*Available data*.
((

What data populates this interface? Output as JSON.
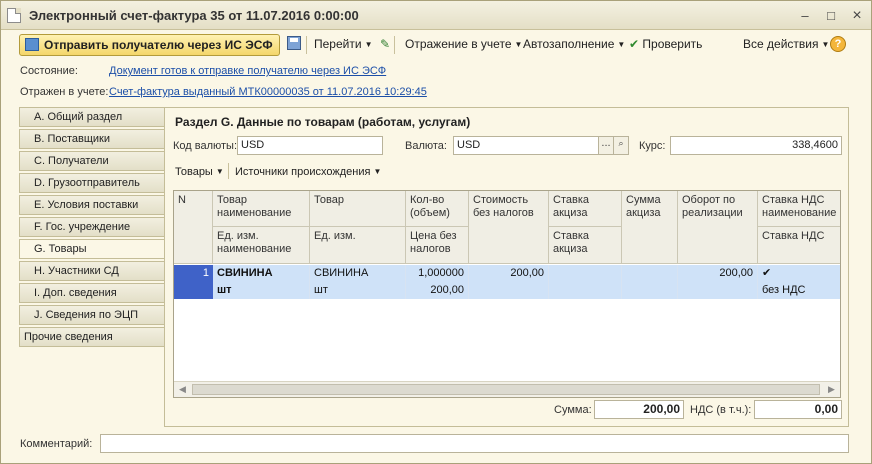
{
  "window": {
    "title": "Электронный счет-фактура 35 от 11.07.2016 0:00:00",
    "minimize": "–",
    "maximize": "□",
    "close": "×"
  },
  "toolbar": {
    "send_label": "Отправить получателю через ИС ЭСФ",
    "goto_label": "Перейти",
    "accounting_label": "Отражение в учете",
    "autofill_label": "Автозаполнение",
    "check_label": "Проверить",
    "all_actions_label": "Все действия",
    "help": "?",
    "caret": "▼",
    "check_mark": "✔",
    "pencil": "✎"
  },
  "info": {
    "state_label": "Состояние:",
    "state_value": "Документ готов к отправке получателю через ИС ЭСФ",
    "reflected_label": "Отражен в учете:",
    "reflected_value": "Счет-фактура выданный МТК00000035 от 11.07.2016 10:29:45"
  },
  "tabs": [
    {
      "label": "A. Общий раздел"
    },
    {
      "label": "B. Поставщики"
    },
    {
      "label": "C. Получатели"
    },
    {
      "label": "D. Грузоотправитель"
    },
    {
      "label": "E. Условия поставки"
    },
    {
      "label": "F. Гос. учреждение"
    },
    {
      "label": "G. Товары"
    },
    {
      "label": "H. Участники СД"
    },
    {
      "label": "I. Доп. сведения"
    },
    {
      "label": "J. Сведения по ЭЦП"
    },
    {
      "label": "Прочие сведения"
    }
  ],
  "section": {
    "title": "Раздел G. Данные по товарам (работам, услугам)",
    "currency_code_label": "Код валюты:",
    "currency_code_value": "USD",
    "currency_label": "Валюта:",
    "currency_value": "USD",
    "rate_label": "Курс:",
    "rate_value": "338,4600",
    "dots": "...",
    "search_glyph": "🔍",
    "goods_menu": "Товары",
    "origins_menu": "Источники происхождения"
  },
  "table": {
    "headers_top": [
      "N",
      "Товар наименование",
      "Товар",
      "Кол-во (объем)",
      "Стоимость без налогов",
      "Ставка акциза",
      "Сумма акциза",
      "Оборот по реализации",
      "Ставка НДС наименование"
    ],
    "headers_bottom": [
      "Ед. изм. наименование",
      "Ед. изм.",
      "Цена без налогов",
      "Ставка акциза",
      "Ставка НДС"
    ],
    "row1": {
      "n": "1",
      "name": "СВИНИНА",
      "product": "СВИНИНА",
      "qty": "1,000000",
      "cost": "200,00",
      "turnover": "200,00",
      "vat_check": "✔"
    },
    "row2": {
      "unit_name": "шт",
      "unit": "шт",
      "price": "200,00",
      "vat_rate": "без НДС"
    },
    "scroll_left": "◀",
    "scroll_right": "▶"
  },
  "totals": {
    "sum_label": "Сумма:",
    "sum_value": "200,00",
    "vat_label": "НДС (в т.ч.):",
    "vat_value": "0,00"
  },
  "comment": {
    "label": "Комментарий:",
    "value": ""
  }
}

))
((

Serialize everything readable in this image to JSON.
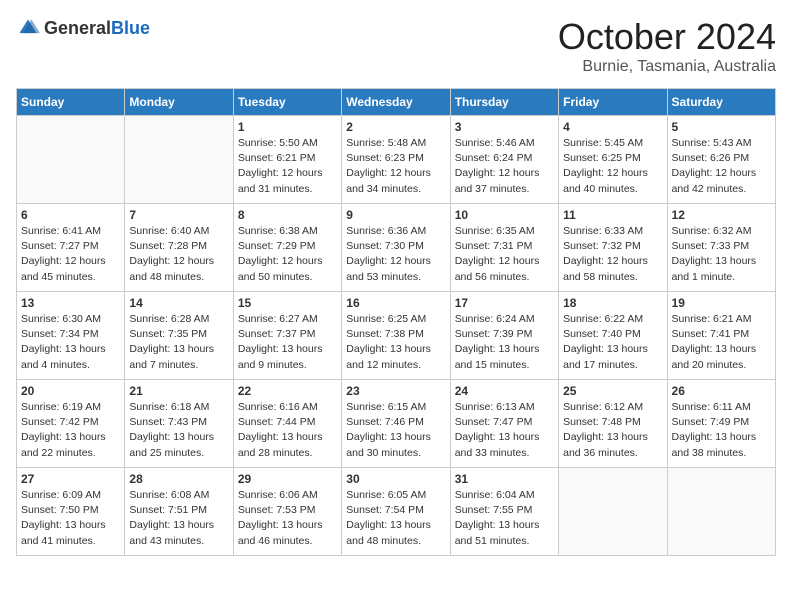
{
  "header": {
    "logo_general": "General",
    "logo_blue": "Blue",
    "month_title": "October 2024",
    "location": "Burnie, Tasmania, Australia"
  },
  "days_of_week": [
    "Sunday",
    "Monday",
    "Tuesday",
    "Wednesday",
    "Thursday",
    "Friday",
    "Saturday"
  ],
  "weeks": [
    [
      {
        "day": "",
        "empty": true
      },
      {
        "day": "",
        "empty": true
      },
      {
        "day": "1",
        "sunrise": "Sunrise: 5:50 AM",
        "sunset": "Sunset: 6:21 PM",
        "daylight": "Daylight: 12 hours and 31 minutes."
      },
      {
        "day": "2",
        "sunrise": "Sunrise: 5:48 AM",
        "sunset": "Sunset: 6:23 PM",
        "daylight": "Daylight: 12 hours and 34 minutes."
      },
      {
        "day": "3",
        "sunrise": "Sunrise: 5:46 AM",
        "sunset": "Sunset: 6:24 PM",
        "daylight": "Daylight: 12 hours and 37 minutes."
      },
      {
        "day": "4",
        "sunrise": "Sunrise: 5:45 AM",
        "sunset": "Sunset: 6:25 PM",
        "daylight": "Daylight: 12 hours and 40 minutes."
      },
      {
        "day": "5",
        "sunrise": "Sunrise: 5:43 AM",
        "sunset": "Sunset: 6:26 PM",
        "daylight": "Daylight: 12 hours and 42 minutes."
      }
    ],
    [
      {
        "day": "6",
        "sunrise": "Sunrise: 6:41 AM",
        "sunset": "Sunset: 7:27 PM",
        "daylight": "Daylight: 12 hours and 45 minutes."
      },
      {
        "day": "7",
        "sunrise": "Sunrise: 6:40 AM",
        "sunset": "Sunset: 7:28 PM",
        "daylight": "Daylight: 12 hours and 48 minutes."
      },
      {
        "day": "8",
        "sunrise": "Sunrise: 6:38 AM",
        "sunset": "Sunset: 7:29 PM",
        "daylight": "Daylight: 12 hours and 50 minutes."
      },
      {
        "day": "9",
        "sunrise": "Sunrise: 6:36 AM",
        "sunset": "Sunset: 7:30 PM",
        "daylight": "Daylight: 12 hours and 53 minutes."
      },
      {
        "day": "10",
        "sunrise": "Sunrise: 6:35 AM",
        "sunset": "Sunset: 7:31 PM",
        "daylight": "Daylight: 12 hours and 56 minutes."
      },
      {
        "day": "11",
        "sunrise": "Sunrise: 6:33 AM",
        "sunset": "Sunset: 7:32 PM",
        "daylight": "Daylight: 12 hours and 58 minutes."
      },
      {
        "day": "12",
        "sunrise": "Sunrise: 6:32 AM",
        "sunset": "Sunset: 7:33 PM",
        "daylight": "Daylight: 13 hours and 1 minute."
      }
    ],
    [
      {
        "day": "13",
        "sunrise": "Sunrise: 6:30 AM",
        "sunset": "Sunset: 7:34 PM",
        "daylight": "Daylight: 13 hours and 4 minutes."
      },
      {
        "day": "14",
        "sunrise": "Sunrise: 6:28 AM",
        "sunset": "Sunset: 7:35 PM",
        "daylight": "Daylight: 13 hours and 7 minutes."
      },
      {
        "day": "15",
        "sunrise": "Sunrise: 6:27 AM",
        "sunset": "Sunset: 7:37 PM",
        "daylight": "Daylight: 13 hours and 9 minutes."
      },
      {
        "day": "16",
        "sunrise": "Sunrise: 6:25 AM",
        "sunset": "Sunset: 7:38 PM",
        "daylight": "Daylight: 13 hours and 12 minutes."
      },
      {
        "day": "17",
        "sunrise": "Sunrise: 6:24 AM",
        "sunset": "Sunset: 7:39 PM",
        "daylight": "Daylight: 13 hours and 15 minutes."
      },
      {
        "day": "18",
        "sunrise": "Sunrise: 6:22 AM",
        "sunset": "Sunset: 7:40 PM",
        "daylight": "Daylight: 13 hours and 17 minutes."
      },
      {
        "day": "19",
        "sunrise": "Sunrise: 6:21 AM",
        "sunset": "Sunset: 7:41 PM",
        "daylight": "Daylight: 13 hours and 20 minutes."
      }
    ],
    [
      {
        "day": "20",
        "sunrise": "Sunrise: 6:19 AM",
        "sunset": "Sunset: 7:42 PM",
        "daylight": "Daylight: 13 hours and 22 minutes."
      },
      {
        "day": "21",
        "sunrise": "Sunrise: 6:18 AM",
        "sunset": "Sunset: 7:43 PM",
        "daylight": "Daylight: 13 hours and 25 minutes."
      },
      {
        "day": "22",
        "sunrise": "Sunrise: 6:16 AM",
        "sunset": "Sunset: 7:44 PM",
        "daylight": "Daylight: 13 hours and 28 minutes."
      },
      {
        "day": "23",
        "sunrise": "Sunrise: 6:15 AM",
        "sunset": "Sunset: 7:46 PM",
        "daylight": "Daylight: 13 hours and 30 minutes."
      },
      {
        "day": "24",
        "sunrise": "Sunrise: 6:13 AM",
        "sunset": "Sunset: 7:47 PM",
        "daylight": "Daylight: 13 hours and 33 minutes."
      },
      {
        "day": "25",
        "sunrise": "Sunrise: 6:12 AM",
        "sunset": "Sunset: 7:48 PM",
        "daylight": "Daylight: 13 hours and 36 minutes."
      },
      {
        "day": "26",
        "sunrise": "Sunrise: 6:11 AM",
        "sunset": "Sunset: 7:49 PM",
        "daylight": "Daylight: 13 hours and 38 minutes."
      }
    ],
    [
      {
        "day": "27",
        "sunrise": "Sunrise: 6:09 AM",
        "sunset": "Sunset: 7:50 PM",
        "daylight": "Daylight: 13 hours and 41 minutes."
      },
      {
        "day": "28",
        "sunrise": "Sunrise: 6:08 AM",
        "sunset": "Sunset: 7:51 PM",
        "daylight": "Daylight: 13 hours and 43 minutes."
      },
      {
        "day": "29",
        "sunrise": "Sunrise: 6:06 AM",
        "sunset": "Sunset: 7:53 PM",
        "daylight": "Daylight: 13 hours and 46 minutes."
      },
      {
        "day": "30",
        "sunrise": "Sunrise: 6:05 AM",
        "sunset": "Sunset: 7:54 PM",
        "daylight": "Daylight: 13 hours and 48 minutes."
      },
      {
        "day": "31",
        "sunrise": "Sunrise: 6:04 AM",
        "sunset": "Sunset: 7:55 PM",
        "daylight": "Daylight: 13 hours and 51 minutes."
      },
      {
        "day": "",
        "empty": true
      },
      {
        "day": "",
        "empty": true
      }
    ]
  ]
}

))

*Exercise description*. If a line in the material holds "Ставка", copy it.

*Result below*.
      "Ставка акциза",
      "Ставка НДС наименование"
      "Ставка акциза",
      "Ставка НДС"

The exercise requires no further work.